Bradley L. Sickler, God on the Brain (Wheaton: Crossway, 2020), 199 pp.
I have always been fascinated with the brain. Weighing in at an average of three pounds, the brain is the subject of much study and speculation. Bradley L. Sickler makes his contribution to this growing field of study in God on the Brain.
Sickler’s work is distinct in that he addresses the topic at hand from a distinctly Christian perspective. Specifically, the author is committed to the Christian worldview. As such, his treatment is viewed through the lens of Scripture. Yet, he is also committed to a scientific approach that results in a fascinating array of insights.
God on the Brain addresses cognitive science and sets out on a voyage to learn what it can tell us about faith, human nature, and the divine. As a trained theologian, not a scientist, much of the material was “above my paid grade,” personally. One lesson that comes through, however, is that humans were made to know God and commune with him. Much to the chagrin of the humanist (or the dialectical materialist) who asserts that matter is all that exists in the universe, God on the Brain argues strenuously for a worldview that embraces the grand story of a Creator who made people in his image; creatures who are made to glorify him.
One section of special interest to me concerns the matter of free will. Sickler sets forth the debate between the libertarian and the compabatibalist and teases out the implications of these views.
All in all, a fascinating book that will answer some questions and invite readers to a lifetime of continuing study.

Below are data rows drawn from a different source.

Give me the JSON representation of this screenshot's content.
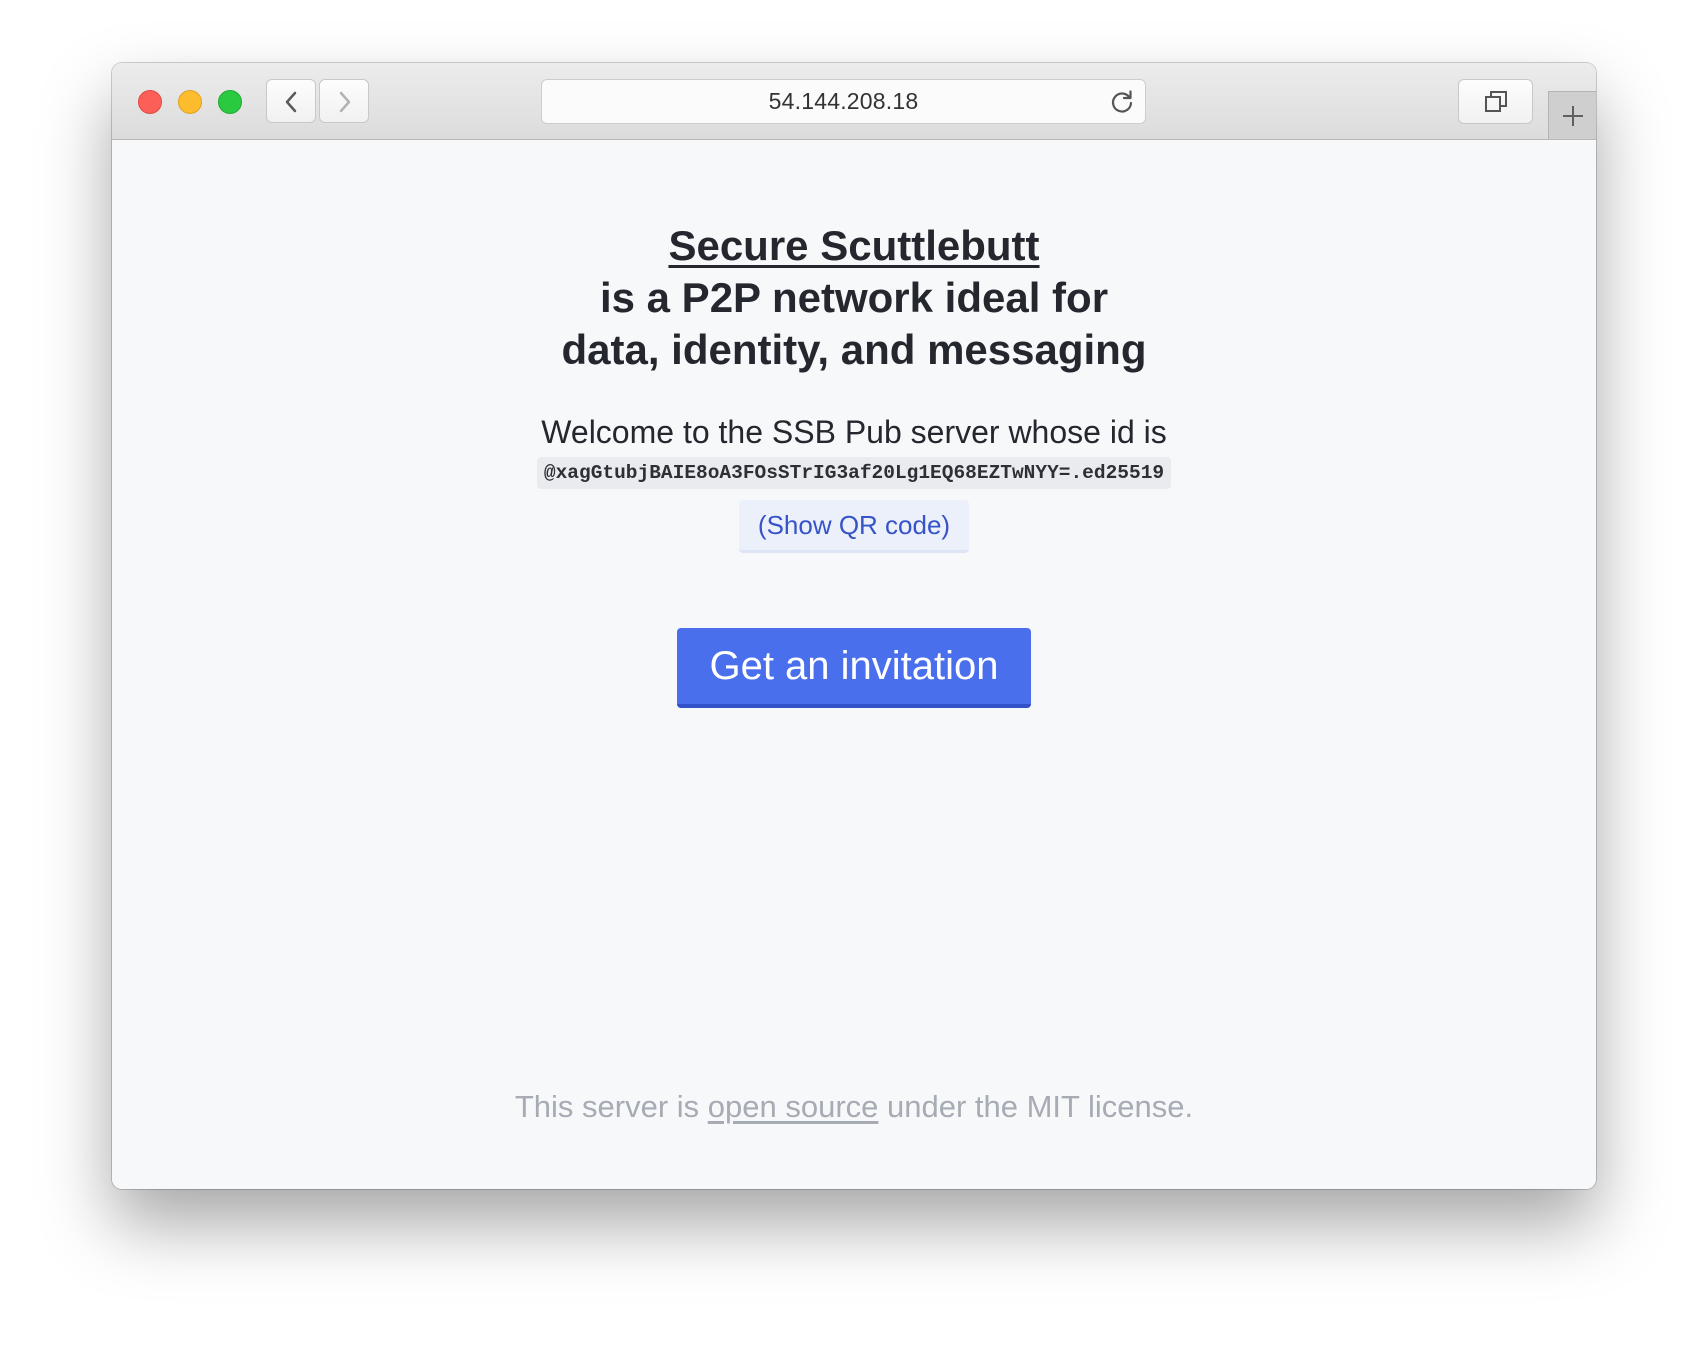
{
  "browser": {
    "url": "54.144.208.18",
    "icons": {
      "back": "chevron-left-icon",
      "forward": "chevron-right-icon",
      "reload": "reload-icon",
      "tabs": "tab-overview-icon",
      "new_tab": "plus-icon"
    },
    "colors": {
      "close": "#fc5f57",
      "minimize": "#fdbc2e",
      "maximize": "#29c940"
    }
  },
  "page": {
    "headline": {
      "link": "Secure Scuttlebutt",
      "line2": "is a P2P network ideal for",
      "line3": "data, identity, and messaging"
    },
    "welcome": "Welcome to the SSB Pub server whose id is",
    "pub_id": "@xagGtubjBAIE8oA3FOsSTrIG3af20Lg1EQ68EZTwNYY=.ed25519",
    "qr_button": "(Show QR code)",
    "invite_button": "Get an invitation",
    "footer": {
      "prefix": "This server is ",
      "link": "open source",
      "suffix": " under the MIT license."
    },
    "colors": {
      "accent": "#4a6fec",
      "text": "#24272e",
      "muted": "#a6abb4",
      "qr_text": "#3653c7"
    }
  }
}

I received this book free from the publisher. I was not required to write a positive review.